▶ [Exercise details] Find every line in the entries that holds the string "solvetic" and report it.

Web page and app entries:
========================================================================
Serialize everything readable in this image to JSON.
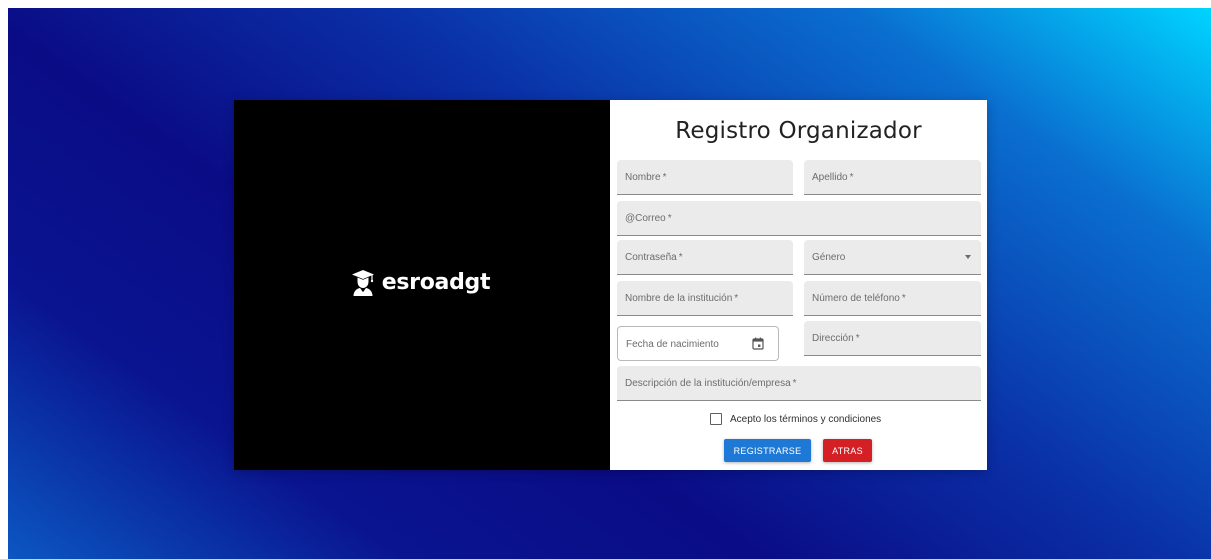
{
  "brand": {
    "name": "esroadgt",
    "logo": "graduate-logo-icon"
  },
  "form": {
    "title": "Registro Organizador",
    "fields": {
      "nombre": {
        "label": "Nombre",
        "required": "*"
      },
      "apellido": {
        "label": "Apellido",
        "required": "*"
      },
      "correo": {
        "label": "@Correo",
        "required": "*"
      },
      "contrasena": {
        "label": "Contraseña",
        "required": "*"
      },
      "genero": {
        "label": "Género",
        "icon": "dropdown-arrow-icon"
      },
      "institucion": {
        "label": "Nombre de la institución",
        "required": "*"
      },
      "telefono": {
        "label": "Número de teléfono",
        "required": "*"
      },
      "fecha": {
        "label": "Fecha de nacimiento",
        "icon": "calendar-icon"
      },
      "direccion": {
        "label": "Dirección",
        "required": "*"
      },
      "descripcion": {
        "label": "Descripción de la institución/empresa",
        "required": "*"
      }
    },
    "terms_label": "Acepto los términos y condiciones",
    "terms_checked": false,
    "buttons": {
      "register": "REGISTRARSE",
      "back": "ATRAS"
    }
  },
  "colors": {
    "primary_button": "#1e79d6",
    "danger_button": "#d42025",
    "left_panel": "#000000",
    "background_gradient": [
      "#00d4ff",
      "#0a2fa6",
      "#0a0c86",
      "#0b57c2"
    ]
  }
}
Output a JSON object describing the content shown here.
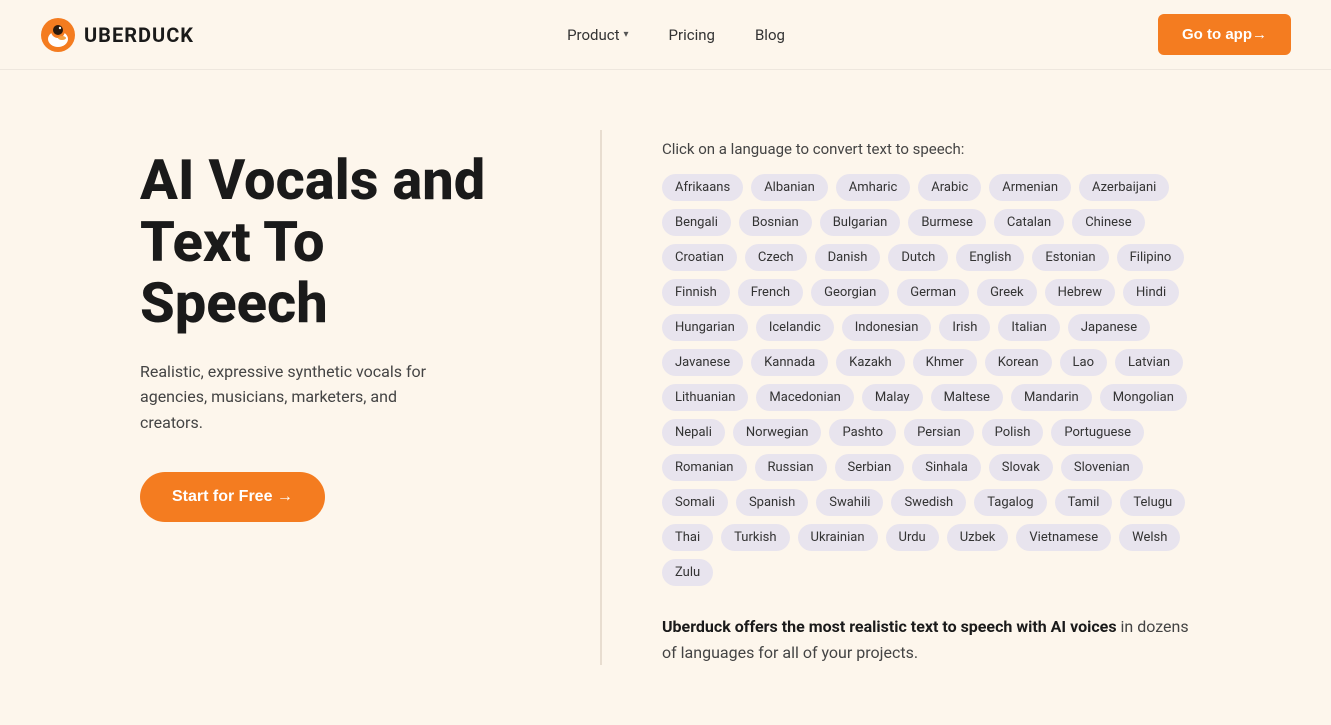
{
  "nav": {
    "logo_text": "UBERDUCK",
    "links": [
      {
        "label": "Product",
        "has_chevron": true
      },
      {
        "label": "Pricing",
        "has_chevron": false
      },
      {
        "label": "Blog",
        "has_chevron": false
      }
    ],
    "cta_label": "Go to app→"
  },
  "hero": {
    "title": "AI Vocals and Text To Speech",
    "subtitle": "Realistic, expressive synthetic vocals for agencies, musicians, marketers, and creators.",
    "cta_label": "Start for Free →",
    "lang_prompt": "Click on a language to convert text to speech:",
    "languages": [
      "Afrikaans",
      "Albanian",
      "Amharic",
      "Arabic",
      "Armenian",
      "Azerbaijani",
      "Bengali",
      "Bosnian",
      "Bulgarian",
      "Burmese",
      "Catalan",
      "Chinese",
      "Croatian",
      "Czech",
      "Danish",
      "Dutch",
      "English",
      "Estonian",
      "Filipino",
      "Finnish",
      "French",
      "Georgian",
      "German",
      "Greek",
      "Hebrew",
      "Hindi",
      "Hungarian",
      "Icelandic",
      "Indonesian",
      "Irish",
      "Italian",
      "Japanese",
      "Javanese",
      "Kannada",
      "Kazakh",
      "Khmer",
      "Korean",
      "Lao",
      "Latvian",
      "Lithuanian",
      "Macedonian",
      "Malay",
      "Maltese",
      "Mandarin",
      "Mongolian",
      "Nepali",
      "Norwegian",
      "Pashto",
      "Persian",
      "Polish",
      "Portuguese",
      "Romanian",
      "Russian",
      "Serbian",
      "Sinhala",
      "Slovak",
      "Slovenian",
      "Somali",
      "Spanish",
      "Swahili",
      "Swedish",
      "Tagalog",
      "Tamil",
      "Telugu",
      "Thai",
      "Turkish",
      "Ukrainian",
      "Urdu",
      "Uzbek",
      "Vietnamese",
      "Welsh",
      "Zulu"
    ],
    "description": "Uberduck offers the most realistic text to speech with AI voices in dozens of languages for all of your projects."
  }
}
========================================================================
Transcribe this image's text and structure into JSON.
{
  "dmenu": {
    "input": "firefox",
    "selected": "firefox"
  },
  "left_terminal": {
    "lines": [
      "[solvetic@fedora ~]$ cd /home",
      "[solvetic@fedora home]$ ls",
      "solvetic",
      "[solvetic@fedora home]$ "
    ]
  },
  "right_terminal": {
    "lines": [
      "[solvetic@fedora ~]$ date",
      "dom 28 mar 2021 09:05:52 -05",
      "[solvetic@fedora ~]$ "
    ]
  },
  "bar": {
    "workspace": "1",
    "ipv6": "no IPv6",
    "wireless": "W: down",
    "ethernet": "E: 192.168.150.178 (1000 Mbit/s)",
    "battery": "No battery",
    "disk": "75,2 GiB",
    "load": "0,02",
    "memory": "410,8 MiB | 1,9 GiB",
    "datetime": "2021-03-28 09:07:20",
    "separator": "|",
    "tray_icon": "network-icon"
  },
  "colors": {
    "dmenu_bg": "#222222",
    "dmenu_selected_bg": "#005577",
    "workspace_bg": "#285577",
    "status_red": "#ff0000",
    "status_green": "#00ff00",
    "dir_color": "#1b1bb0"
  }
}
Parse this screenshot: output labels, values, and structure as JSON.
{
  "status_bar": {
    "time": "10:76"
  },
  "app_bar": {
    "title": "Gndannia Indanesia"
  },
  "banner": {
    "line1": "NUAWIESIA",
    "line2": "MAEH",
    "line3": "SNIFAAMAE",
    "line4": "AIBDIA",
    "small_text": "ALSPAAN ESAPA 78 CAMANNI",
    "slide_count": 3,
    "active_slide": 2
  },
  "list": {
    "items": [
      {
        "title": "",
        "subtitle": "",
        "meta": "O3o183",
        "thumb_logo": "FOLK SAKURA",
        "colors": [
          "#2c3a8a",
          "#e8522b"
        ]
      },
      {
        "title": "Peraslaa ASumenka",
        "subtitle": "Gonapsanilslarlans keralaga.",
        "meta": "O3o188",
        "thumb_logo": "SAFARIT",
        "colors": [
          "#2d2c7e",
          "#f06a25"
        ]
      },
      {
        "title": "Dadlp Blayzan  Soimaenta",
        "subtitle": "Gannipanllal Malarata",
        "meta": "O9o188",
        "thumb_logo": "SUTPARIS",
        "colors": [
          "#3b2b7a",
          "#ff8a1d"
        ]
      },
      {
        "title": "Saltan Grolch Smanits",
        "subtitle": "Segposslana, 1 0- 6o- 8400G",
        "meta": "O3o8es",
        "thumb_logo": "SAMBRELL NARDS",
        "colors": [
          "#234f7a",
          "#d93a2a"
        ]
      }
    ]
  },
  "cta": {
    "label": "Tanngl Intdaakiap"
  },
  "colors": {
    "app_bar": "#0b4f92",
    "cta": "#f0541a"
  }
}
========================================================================
▶ [Result of this task]
      "[solvetic@fedora ~]$ cd /home",
      "[solvetic@fedora home]$ ls",
      "solvetic",
      "[solvetic@fedora home]$ "
      "[solvetic@fedora ~]$ date",
      "[solvetic@fedora ~]$ "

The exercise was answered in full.